  4. Cho, T., et al. (2006) Progress in Potential Formation and Radial-Transport-Barrier Production for Turbulence Suppression and Improved Confinement in GAMMA-10. Annual Report National Institute for Fusion Science. University of Tsukuba, Tsukuba.
  5. Cho, T., et al. (2008) Active Control of Internal Transport Barrier Formation Due to Off-Axis Electron-Cyclotron Heating in GAMMA-10 Experiments. Physics of Plasmas, 15, Article ID: 056120.
  6. Yoshikawa, M., Nagasu, K., Shimamura, Y., Shima, Y., Kohagura, J., Kitagawa, K., Morishita, M., Sakamoto, M., Nakashima, Y., Imai, T., Ichimura, M., Kawarazaki, R., Yamada, I., Yasuhara, R., Funaba, H. and Minami, T. (2006) Electron Temperature and Density Measurements by Using the Thomson Scattering System in the Tandem Mirror GAMMA-10. 16th International Conference on Laser-Aided Plasma Diagnostics (26th LAPD), Madison, 22-26 September 2013.
  7. LeBlanc, B.P., Bell, R.E., Johnson, D.W., et al. (2003) Operation of the NSTX Thomson Scattering system. Review of Scientific Instruments, 74, 1659-1662.

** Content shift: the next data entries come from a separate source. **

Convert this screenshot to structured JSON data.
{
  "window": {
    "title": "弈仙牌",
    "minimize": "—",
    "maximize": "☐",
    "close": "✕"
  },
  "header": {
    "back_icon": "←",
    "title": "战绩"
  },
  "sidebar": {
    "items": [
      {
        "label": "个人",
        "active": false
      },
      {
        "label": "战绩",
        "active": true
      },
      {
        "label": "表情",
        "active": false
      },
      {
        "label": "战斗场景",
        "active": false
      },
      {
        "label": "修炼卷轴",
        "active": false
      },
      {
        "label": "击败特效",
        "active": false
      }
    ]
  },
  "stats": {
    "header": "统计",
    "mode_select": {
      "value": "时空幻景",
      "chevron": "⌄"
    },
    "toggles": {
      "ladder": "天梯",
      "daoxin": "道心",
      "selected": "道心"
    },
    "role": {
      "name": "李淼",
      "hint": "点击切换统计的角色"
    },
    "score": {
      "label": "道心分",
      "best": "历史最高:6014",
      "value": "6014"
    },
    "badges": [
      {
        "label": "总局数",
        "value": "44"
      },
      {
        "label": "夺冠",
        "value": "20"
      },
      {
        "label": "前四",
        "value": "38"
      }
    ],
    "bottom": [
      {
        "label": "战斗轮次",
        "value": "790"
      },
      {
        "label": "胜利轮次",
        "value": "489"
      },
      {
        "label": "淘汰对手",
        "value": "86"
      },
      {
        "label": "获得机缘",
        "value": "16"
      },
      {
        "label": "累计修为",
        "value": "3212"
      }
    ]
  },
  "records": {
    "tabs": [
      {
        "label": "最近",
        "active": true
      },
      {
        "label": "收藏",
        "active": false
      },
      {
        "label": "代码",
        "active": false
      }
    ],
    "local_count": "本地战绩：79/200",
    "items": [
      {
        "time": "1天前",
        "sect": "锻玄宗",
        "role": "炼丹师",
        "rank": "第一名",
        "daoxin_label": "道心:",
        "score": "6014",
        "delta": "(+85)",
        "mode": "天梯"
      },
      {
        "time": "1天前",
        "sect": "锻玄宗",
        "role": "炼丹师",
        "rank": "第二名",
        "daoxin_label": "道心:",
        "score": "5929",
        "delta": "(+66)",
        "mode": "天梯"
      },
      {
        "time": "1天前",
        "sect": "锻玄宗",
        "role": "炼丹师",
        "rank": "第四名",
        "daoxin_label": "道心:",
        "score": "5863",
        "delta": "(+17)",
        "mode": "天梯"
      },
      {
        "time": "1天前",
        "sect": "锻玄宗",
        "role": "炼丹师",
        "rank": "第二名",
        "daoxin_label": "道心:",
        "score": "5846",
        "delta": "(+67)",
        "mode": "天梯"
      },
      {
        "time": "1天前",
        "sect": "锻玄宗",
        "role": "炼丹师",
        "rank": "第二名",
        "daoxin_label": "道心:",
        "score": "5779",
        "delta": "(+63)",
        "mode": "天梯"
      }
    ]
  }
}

  8. Solomahin, A., Bagryansky, P., et al. (2014) Enigorod International Conference Plasma Physics and Controlled Fusion. Zvenigorod, Russia.
  9. Horton, W., Goniche, M., Peysson, Y., Decker, J., Ekedahl, A. and Litaudo, X. (2013) Penetration of Lower Hybrid Current Drive Waves in Tokamaks. Physics of Plasmas, 20, Article ID: 112508.
  10. Post, R.F. (2002) The Kinetic Stabilizer: Further Calculations and Options, Transactions of Fusion Science and Technology, American Nuclear Society. The 4th International Conference on Open Magnetic Systems for Plasma Confinement, Jeju Island, 1-4 July 2002, 195-202.
  11. Post, R.F., Fowler, T.K., Killeen, J. and Mirin, A.A. (1973) Concept for a High-Power-Density Mirror Fusion Reactor. Physical Review Letters, 31, 280-282.
  12. Ivanov, A.A., Beklemishev, A.D., Kruglyakov, E.P., Bagryansky, P.A., Lizunov, A.A., Maximov, V.V., Murakhtin, S.V. and Prikhodko, V.V. (2010) Results of Recent Experiments on GDT Device after Upgrade of Heating Neutral Beams. Fusion Science and Technology, 57, 320-325.
  13. Molvik, A.W., Ivanov, A.A., Kulcinski, D., Ryutov, D.D., Santarius, J., Simonen, T., Wirth, B.D. and Ying, A. (2010) A Gas Dynamic Trap Neutron Source for Fusion Material and Subcomponent Testing. Fusion Science and Technology, 57, 369-394.
  14. Kulsrud, R.M., Valeo, E.J. and Cowley, S.C. (1986) Physics of Spin-Polarized Plasmas. Nuclear Fusion, 26, 1443.
  15. Kulsrud, R.M., Furth, H.P., Valeo, E.J. and Goldhaber, M. (1982) Fusion Reactor Plasmas with Polarized Nuclei. Physical Review Letters, 49, 1248-1251.
  16. Crabtree, C., Horton, W., Wong, H.V. andVan Dam, J.W. (2003) Bounce-Averaged Stability of Compressional Modes in Geotail Flux Tubes. Journal of Geophysical Research, 108, 1084.
  17. Horton, W. (2012) Turbulent Transport in Magnetized Plasmas, Chapters 12-15. World Scientific, Singapore City.
  18. Pratt, J. and Horton, W. (2006) Global Energy Confinement Scaling Predictions for the Kinetically Stabilized Tandem Mirror. Physics of Plasmas, 13, Article ID: 042513.
  19. Berk, H.L. and Pratt, J. (2011) Trapped Particle Stability for the Kinetic Stabilizer. Nuclear Fusion, 51, Article ID: 083025.–5515/51/8/083025